Requirement: All entries must be extracted exactly, with nothing added or dropped.

Data records for software interfaces
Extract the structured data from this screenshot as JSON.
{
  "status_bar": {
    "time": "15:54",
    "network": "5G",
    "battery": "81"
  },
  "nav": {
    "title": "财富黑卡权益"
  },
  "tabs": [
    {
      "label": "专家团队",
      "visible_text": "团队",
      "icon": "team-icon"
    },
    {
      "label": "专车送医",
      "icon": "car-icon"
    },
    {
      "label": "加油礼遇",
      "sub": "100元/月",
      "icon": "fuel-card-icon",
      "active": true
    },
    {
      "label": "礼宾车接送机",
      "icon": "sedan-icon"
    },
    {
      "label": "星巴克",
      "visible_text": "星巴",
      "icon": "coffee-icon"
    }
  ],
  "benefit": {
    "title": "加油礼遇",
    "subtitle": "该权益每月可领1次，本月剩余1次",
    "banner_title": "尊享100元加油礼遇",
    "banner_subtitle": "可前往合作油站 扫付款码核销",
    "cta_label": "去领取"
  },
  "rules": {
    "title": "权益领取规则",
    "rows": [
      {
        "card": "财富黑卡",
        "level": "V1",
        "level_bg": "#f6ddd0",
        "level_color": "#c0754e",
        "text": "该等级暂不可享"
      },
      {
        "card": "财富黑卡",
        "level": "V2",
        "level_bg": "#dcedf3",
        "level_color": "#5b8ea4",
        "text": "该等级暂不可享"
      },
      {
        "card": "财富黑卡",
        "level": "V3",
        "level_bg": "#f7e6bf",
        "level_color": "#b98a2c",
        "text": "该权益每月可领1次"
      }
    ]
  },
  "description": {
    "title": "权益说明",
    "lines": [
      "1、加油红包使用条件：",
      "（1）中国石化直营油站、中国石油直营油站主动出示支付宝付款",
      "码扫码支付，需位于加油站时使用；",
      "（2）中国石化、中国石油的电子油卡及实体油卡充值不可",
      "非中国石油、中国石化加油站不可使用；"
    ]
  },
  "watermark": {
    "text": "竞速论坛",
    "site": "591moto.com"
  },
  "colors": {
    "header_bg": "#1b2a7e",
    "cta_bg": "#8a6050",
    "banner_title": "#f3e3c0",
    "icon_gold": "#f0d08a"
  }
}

Output of the exercise:
Extract the structured data from this screenshot as JSON.
{
  "status_bar": {
    "time": "15:54",
    "network": "5G",
    "battery": "81"
  },
  "nav": {
    "title": "财富黑卡权益"
  },
  "tabs": [
    {
      "label": "专家团队",
      "visible_text": "团队",
      "icon": "team-icon"
    },
    {
      "label": "专车送医",
      "icon": "car-icon"
    },
    {
      "label": "加油礼遇",
      "sub": "100元/月",
      "icon": "fuel-card-icon",
      "active": true
    },
    {
      "label": "礼宾车接送机",
      "icon": "sedan-icon"
    },
    {
      "label": "星巴克",
      "visible_text": "星巴",
      "icon": "coffee-icon"
    }
  ],
  "benefit": {
    "title": "加油礼遇",
    "subtitle": "该权益每月可领1次，本月剩余1次",
    "banner_title": "尊享100元加油礼遇",
    "banner_subtitle": "可前往合作油站 扫付款码核销",
    "cta_label": "去领取"
  },
  "rules": {
    "title": "权益领取规则",
    "rows": [
      {
        "card": "财富黑卡",
        "level": "V1",
        "level_bg": "#f6ddd0",
        "level_color": "#c0754e",
        "text": "该等级暂不可享"
      },
      {
        "card": "财富黑卡",
        "level": "V2",
        "level_bg": "#dcedf3",
        "level_color": "#5b8ea4",
        "text": "该等级暂不可享"
      },
      {
        "card": "财富黑卡",
        "level": "V3",
        "level_bg": "#f7e6bf",
        "level_color": "#b98a2c",
        "text": "该权益每月可领1次"
      }
    ]
  },
  "description": {
    "title": "权益说明",
    "lines": [
      "1、加油红包使用条件：",
      "（1）中国石化直营油站、中国石油直营油站主动出示支付宝付款",
      "码扫码支付，需位于加油站时使用；",
      "（2）中国石化、中国石油的电子油卡及实体油卡充值不可",
      "非中国石油、中国石化加油站不可使用；"
    ]
  },
  "watermark": {
    "text": "竞速论坛",
    "site": "591moto.com"
  },
  "colors": {
    "header_bg": "#1b2a7e",
    "cta_bg": "#8a6050",
    "banner_title": "#f3e3c0",
    "icon_gold": "#f0d08a"
  }
}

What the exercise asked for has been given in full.